═══ Supplied records ═══

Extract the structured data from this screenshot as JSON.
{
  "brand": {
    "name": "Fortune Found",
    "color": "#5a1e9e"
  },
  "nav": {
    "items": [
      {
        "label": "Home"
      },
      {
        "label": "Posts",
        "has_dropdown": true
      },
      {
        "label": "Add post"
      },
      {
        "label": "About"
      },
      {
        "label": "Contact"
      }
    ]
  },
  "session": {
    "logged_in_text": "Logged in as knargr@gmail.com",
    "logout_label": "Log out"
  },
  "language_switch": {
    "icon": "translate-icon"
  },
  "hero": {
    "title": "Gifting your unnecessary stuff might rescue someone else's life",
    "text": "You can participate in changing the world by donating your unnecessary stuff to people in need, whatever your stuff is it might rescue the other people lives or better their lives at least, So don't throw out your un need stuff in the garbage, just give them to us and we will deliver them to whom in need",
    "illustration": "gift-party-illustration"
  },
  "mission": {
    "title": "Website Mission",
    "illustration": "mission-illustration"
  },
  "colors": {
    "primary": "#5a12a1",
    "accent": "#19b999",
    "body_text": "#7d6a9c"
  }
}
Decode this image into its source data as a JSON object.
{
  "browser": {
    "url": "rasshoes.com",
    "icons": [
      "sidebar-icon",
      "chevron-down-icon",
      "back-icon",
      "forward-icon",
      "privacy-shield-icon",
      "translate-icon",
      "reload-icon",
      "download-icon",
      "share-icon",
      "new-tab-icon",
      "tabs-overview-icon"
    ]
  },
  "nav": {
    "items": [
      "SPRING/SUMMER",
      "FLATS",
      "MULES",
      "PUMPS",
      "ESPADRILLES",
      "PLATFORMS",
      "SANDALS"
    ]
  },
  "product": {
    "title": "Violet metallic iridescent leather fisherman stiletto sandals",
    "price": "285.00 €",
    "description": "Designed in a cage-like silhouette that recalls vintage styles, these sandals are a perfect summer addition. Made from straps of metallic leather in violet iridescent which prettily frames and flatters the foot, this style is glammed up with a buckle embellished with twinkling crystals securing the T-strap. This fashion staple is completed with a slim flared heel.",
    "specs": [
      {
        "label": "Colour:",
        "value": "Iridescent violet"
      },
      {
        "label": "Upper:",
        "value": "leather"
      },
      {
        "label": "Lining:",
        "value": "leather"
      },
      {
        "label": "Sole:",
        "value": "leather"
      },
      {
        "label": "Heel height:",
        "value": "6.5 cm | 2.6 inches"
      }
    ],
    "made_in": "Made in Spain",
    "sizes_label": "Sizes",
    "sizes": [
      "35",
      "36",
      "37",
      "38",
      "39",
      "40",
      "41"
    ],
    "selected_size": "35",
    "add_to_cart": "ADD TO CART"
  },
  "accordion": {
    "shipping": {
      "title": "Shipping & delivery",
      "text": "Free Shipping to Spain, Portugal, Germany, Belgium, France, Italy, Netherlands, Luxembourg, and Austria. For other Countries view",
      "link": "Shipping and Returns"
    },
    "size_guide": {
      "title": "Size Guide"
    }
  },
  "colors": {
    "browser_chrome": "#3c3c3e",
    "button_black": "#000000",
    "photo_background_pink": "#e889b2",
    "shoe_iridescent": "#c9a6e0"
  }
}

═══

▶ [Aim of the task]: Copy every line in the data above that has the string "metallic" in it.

▶ [Output for this task]:
    "title": "Violet metallic iridescent leather fisherman stiletto sandals",
    "description": "Designed in a cage-like silhouette that recalls vintage styles, these sandals are a perfect summer addition. Made from straps of metallic leather in violet iridescent which prettily frames and flatters the foot, this style is glammed up with a buckle embellished with twinkling crystals securing the T-strap. This fashion staple is completed with a slim flared heel.",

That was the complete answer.